Chemicals used to clear Moscow's streets of snow have put the capital on an environmental collision course.
Ecologists estimate that up to ten times the normal levels of melting re-agents have been spread on city streets, creating a highly toxic, uniquely “Moscow” sludge.
The sludge could cause irreversible damage to the city’s greenery, believes Dmitry Khomyakov, a specialist from Moscow State University’s soil faculty.
“The effects will become visible when spring arrives in town,” Khomyakov told RIA-Novosti. “Most of the poisonous snow will be taken away by the city’s utilities service, but some of it will inevitably harm the soil and kill Moscow’s trees and bushes.”
The re-agents used in Moscow are composed of industrial salt, calcium chloride, sodium formate and potassium chloride or potash. The last-named, a type of fertilizer, is considered a poisonous chemical and should not be used within the city.
Worse, once the mix dries up, it evaporates and is inhaled by unsuspecting Muscovites. The dangerous fumes can cause different breathing issues, including asthma and other allergies.
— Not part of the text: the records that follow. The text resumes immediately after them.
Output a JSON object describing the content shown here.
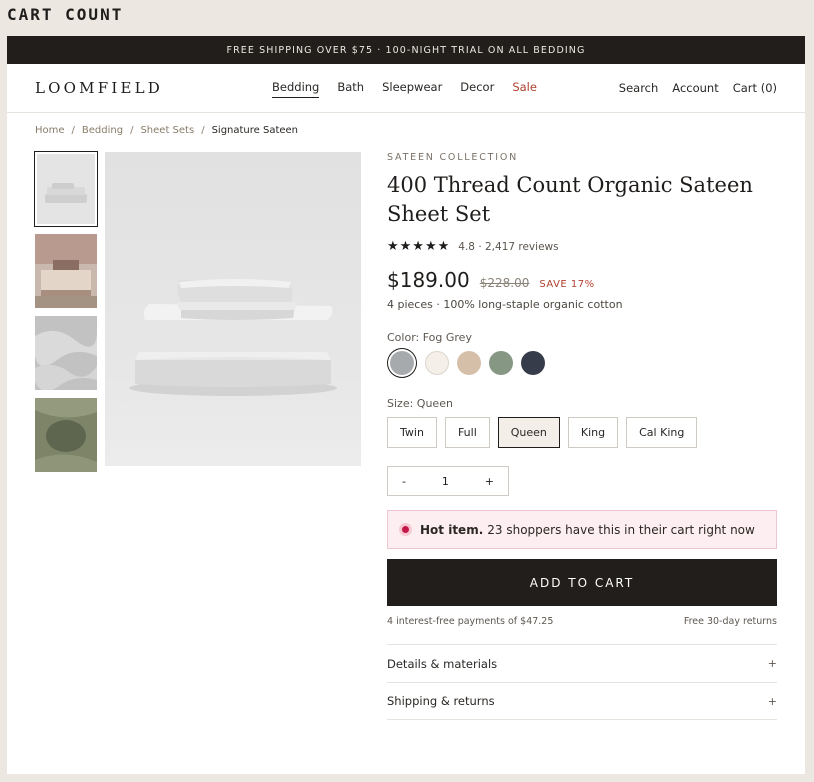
{
  "caption": "CART COUNT",
  "promo": "FREE SHIPPING OVER $75 · 100-NIGHT TRIAL ON ALL BEDDING",
  "brand": "LOOMFIELD",
  "nav": [
    "Bedding",
    "Bath",
    "Sleepwear",
    "Decor",
    "Sale"
  ],
  "util": {
    "search": "Search",
    "account": "Account",
    "cart": "Cart (0)"
  },
  "breadcrumb": [
    "Home",
    "/",
    "Bedding",
    "/",
    "Sheet Sets",
    "/",
    "Signature Sateen"
  ],
  "product": {
    "eyebrow": "SATEEN COLLECTION",
    "title": "400 Thread Count Organic Sateen Sheet Set",
    "stars": "★★★★★",
    "rating": "4.8 · 2,417 reviews",
    "price": "$189.00",
    "was": "$228.00",
    "save": "SAVE 17%",
    "pieces": "4 pieces · 100% long-staple organic cotton",
    "color_label": "Color:",
    "color_value": "Fog Grey",
    "swatches": [
      "#a7aaad",
      "#f4efe8",
      "#d6bfa9",
      "#869784",
      "#363c4a"
    ],
    "size_label": "Size:",
    "size_value": "Queen",
    "sizes": [
      "Twin",
      "Full",
      "Queen",
      "King",
      "Cal King"
    ],
    "qty": {
      "minus": "-",
      "value": "1",
      "plus": "+"
    },
    "hot_bold": "Hot item.",
    "hot_text": "23 shoppers have this in their cart right now",
    "cta": "ADD TO CART",
    "installments": "4 interest-free payments of $47.25",
    "returns": "Free 30-day returns",
    "accordions": [
      "Details & materials",
      "Shipping & returns"
    ],
    "accordion_icon": "+"
  },
  "colors": {
    "accent": "#211e1b",
    "sale": "#b0402e",
    "hot_bg": "#fdeef1",
    "hot_dot": "#c4184a"
  }
}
Also likely to suffer are the pets of the city’s residents. This year Moscow’s ecological department strongly recommends pet owners buy their furry friends special boots to wear in winter.
Meanwhile, local authorities say that without chemicals to melt the snow the city simply would be gridlocked with traffic jams.
“Moscow is the world's northernmost megacity,” Anton Kulbachevsky from Moscow’s ecology department told RT. “We have no other choice but to use the de-icing agents, because we need to take care of safety on the roads. The white residue on pavements is nothing but ordinary chalk powder and, it will be washed away in spring. Our tests in 2011 didn’t confirm there was any environmental hazard, neither for the land, nor for water or urban plants. As for animals’ paws – well, protect them with special clothes.”
By posting your comment, you agree to abide by our Posting rules